-------- Task input

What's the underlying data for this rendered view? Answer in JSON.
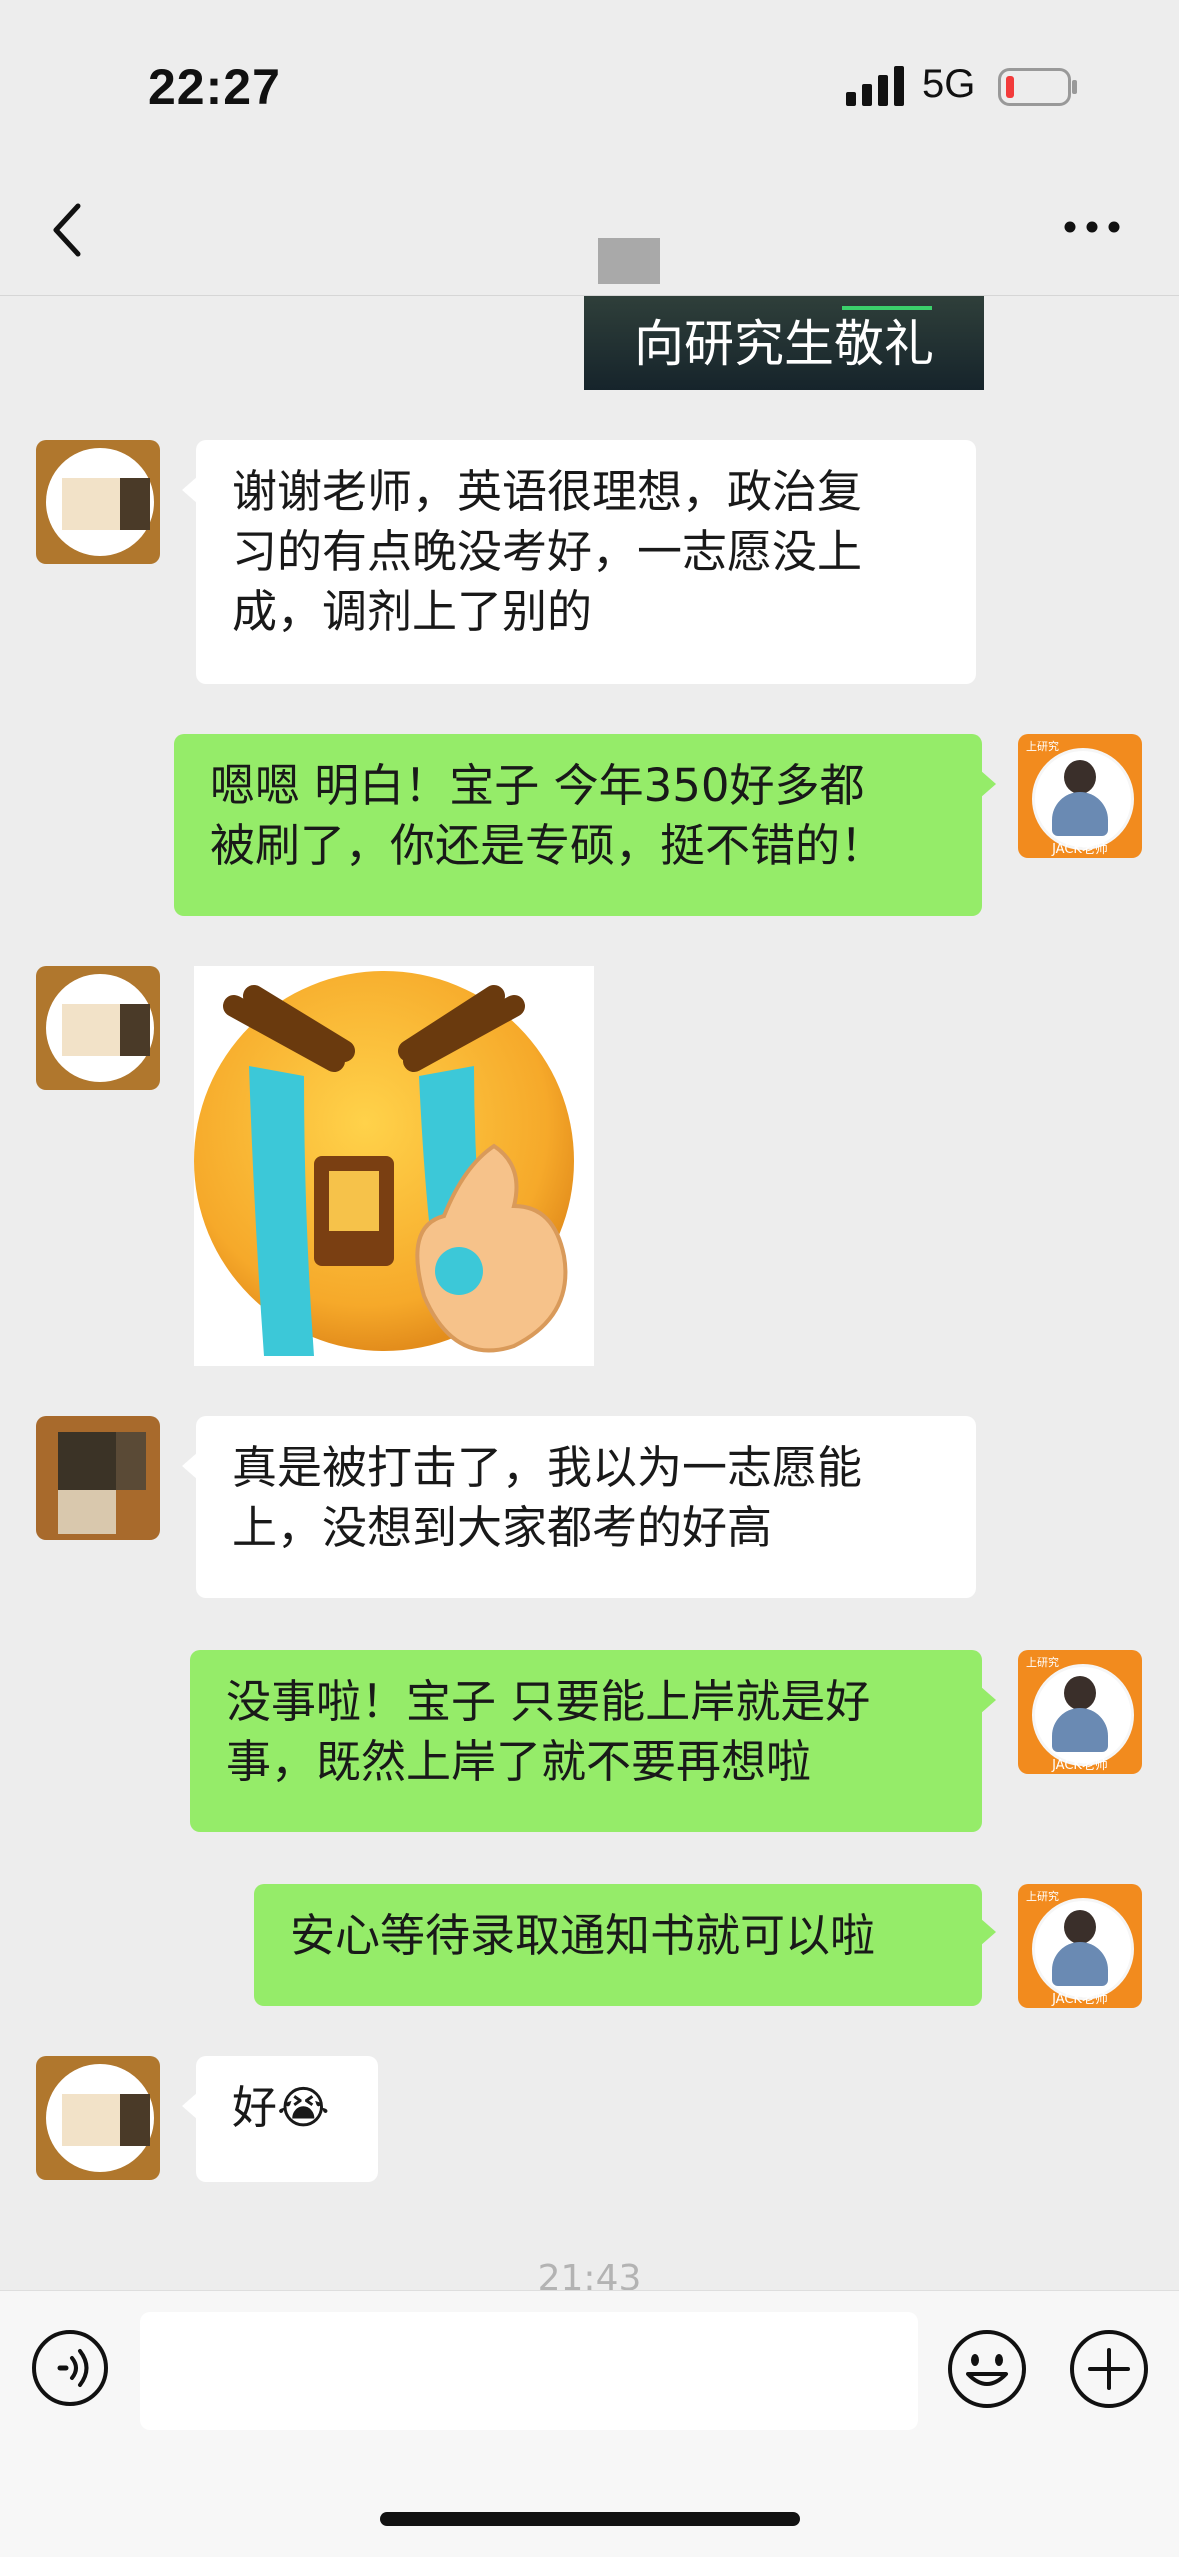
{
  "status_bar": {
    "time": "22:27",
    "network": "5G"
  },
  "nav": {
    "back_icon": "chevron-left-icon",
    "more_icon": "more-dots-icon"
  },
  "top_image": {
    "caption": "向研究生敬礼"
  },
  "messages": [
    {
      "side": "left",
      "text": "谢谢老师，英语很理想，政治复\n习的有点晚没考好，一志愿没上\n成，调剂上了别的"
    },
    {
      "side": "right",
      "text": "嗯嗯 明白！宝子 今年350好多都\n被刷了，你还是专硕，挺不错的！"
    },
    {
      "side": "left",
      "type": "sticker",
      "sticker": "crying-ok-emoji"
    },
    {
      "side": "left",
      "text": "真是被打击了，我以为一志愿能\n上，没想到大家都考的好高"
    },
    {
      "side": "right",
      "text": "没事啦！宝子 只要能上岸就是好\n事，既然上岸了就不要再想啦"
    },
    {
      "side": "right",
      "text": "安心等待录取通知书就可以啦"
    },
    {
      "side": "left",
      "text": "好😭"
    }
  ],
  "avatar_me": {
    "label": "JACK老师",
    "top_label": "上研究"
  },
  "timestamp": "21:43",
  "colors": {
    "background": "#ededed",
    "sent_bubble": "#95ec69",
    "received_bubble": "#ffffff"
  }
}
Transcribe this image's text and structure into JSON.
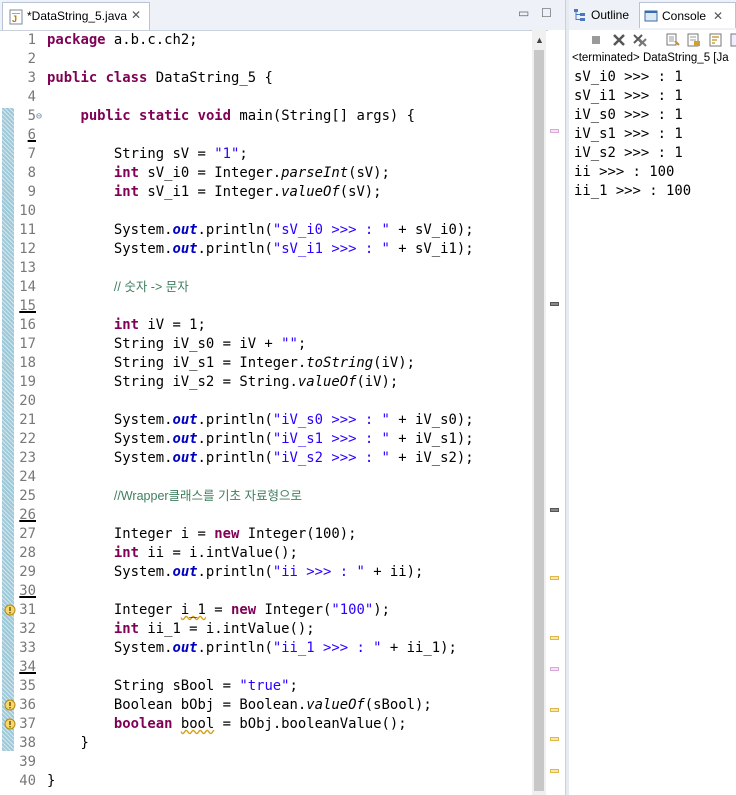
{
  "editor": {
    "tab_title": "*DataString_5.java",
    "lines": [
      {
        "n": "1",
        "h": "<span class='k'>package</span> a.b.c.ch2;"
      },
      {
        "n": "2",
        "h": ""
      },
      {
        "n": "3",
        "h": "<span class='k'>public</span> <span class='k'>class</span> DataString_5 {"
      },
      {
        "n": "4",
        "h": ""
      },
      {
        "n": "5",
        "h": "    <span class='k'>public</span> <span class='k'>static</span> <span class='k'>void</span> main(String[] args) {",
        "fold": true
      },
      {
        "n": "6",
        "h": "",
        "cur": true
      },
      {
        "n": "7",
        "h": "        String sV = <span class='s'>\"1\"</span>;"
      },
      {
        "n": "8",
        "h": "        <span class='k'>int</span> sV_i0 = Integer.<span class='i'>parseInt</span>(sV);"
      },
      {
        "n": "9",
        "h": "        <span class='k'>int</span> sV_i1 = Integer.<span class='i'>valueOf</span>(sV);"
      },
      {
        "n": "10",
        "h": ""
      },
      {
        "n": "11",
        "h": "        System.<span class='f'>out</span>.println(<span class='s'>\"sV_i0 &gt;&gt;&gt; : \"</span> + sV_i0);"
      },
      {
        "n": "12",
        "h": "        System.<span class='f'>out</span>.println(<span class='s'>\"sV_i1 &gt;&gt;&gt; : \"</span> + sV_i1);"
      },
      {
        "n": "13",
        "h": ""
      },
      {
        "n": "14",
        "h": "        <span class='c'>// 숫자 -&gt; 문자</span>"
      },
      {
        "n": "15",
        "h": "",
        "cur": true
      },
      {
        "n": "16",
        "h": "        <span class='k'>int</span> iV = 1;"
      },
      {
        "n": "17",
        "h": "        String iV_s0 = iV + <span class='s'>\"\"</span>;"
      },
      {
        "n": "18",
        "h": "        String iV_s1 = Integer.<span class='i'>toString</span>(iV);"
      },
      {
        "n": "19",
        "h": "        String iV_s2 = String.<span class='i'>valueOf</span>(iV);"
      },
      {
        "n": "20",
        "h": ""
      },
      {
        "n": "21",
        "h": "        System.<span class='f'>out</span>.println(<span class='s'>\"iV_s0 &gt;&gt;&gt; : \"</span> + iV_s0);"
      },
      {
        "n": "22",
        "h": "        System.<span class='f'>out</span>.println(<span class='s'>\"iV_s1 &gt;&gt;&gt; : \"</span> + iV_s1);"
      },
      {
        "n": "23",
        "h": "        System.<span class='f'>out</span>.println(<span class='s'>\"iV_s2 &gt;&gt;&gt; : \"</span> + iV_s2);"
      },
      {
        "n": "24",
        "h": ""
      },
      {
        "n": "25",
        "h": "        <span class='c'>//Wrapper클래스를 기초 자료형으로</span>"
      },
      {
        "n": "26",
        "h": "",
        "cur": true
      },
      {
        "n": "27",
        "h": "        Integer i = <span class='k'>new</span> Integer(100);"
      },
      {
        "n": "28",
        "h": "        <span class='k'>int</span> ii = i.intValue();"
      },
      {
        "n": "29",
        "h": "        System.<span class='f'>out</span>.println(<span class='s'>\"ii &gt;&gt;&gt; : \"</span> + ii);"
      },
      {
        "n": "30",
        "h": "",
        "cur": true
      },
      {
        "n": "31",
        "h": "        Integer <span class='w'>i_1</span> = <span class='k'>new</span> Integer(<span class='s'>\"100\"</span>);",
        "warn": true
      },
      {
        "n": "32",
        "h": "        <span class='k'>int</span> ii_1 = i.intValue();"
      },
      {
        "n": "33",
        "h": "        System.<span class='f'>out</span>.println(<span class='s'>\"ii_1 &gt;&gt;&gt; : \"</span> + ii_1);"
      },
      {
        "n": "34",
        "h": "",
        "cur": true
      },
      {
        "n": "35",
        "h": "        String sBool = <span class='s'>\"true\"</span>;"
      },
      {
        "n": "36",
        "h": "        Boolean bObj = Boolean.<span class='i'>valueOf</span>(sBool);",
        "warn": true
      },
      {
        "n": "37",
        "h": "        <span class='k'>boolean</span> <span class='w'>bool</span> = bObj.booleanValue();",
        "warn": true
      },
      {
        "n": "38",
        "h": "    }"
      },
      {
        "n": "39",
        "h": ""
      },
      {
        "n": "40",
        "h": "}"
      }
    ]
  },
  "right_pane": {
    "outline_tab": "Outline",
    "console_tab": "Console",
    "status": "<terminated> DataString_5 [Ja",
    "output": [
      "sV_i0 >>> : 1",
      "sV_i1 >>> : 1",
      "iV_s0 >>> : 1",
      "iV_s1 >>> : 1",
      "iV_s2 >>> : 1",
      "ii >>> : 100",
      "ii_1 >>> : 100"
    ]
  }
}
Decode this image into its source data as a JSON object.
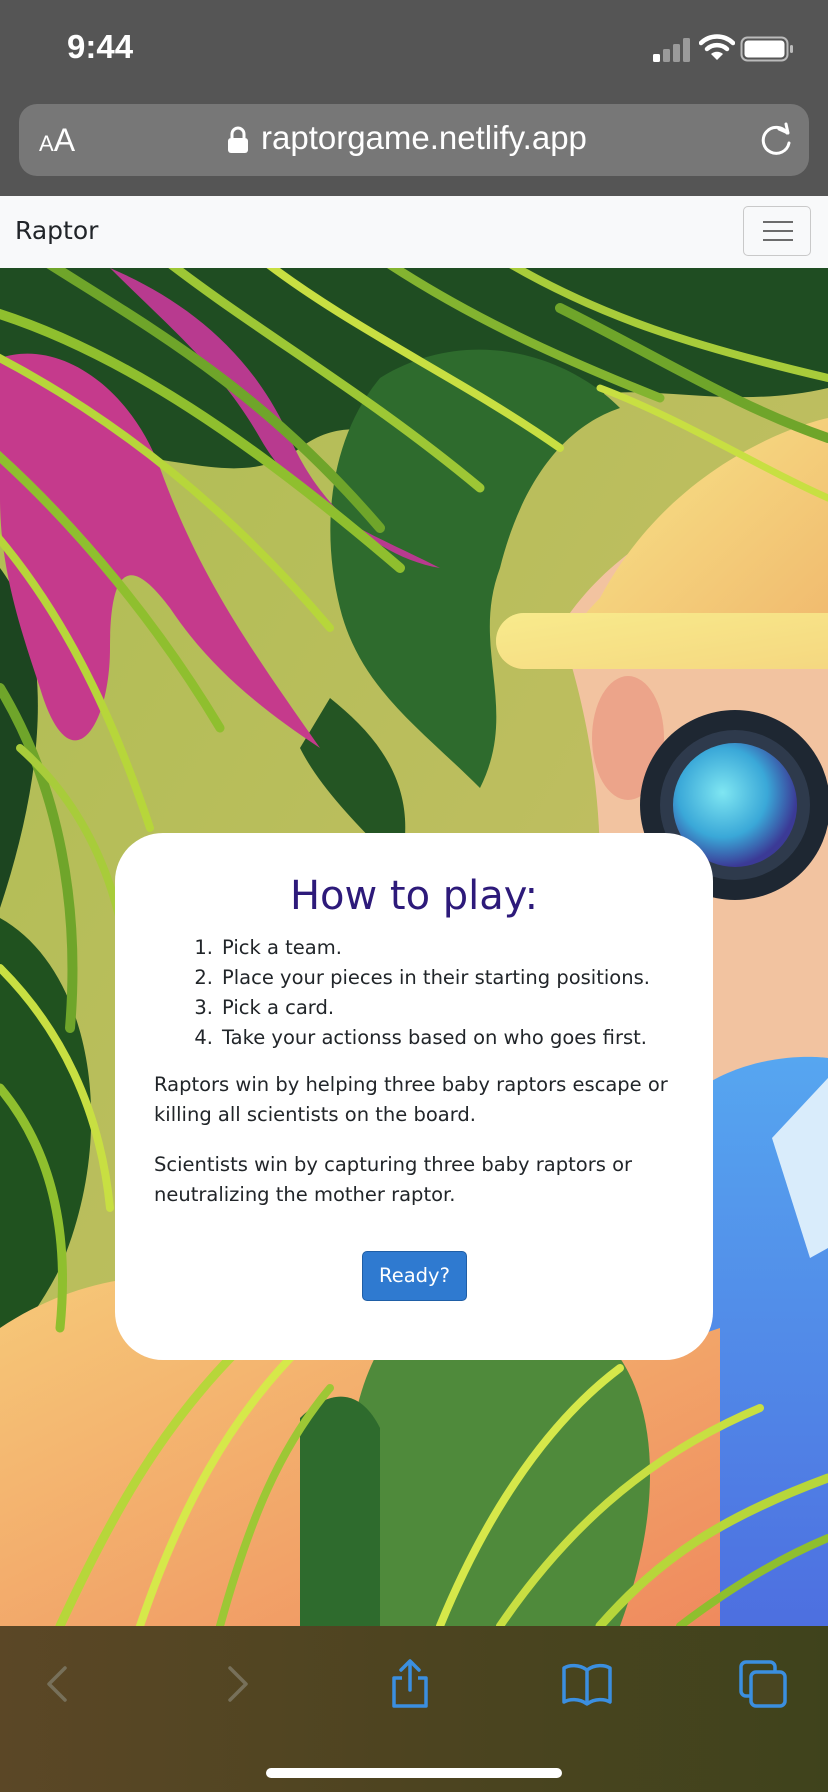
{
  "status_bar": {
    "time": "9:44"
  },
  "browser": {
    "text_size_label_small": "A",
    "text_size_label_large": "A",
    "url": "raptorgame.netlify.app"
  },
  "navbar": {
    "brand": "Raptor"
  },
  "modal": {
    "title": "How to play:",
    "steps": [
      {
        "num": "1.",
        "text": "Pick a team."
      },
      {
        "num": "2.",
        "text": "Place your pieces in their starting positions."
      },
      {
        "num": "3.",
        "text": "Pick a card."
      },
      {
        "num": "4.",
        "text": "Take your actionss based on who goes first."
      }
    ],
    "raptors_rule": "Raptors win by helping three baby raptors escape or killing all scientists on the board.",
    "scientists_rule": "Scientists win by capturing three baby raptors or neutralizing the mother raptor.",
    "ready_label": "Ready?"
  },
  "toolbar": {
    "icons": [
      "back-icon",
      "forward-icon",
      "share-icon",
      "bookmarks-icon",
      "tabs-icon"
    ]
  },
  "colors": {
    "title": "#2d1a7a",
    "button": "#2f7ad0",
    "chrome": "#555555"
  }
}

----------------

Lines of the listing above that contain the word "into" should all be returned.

◆ Answer to this task:
Transcribe this image's text and structure into JSON.
Decode this image into its source data as a JSON object.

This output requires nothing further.